The HABCOM gives the okay to open the airlock hatch. I acknowledge and proceed to open the hatch. Once, I got it opened and took my first step outside onto the platform I was amazed to see what a different world I had just emerged onto. I was just out here the day before and didn’t experience this same feeling. Wearing the helmet made it difficult to see my peripherals as well as added an extra challenge to breathing just because there was something directly in front of my face. Looking up past my immediate vicinity, as far out as I could see, existed this alien world of plains and hills of various shades of reds and browns. So there, I was the only person outside, on the surface, miniscule compared to hills surrounding me and the first thing I thought was “Hmm…my nose itches, bummer.” That would have to wait to be rectified after I got back in the hab and was able to get my helmet off for now, I was in a hostile environment that did not care if my nose itched. It was just there to try to kill me and I was there to best it.
I radioed back to HABCOM and notified them that I had made a successful egress and that I would be heading toward my first equipment check. Walking long distances was not as difficult as I thought it would be in the suit but the unstableness of the ground beneath my boots did take a little getting used to. After checking of the fuel levels for the hab I turned my attention back toward the hab where the water system was located. Once I made it over to the water and confirmed that it was still there, you know, you never know there could be thieves on Mars, I hear that Curiosity is always looking for water; who knows what it’ll do with it once it finds it. So to be on the safe side, a daily check to make sure it’s still there should put our minds at ease. I recorded the levels so I could pass them on in my engineering report to Mission Support team later in the day. Once I confirmed all my tasks were complete, I radioed in to HABCOM to request permission to do a couple laps around the hab because of course an active Martian is a healthy Martian. Once done I headed back to the hatch and received permission to enter and begin pressurization of the airlock.

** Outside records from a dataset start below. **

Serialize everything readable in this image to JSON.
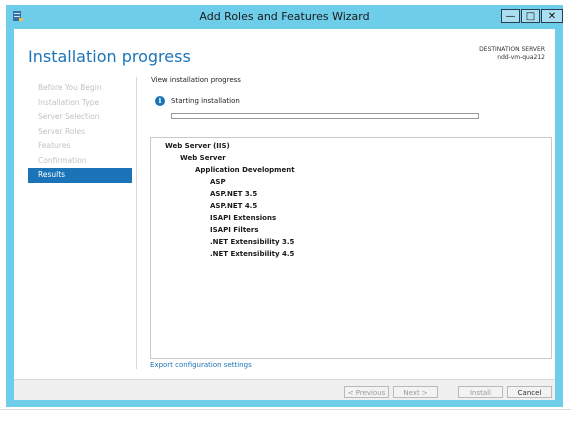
{
  "window": {
    "title": "Add Roles and Features Wizard",
    "controls": {
      "minimize": "—",
      "maximize": "□",
      "close": "✕"
    }
  },
  "header": {
    "page_title": "Installation progress",
    "destination_label": "DESTINATION SERVER",
    "destination_server": "ndd-vm-qua212"
  },
  "steps": [
    {
      "label": "Before You Begin",
      "active": false
    },
    {
      "label": "Installation Type",
      "active": false
    },
    {
      "label": "Server Selection",
      "active": false
    },
    {
      "label": "Server Roles",
      "active": false
    },
    {
      "label": "Features",
      "active": false
    },
    {
      "label": "Confirmation",
      "active": false
    },
    {
      "label": "Results",
      "active": true
    }
  ],
  "main": {
    "subtitle": "View installation progress",
    "status_text": "Starting installation",
    "progress_fraction": 0.0,
    "features": [
      {
        "label": "Web Server (IIS)",
        "level": 0
      },
      {
        "label": "Web Server",
        "level": 1
      },
      {
        "label": "Application Development",
        "level": 2
      },
      {
        "label": "ASP",
        "level": 3
      },
      {
        "label": "ASP.NET 3.5",
        "level": 3
      },
      {
        "label": "ASP.NET 4.5",
        "level": 3
      },
      {
        "label": "ISAPI Extensions",
        "level": 3
      },
      {
        "label": "ISAPI Filters",
        "level": 3
      },
      {
        "label": ".NET Extensibility 3.5",
        "level": 3
      },
      {
        "label": ".NET Extensibility 4.5",
        "level": 3
      }
    ],
    "export_link": "Export configuration settings"
  },
  "footer": {
    "previous": "< Previous",
    "next": "Next >",
    "install": "Install",
    "cancel": "Cancel"
  },
  "colors": {
    "accent": "#1b74b8",
    "titlebar": "#6ecde8"
  }
}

While waiting for the inside hatch to open and going over the activities for EVA even though I knew I was in a hostile environment that could kill me at any point…it definitely felt like home.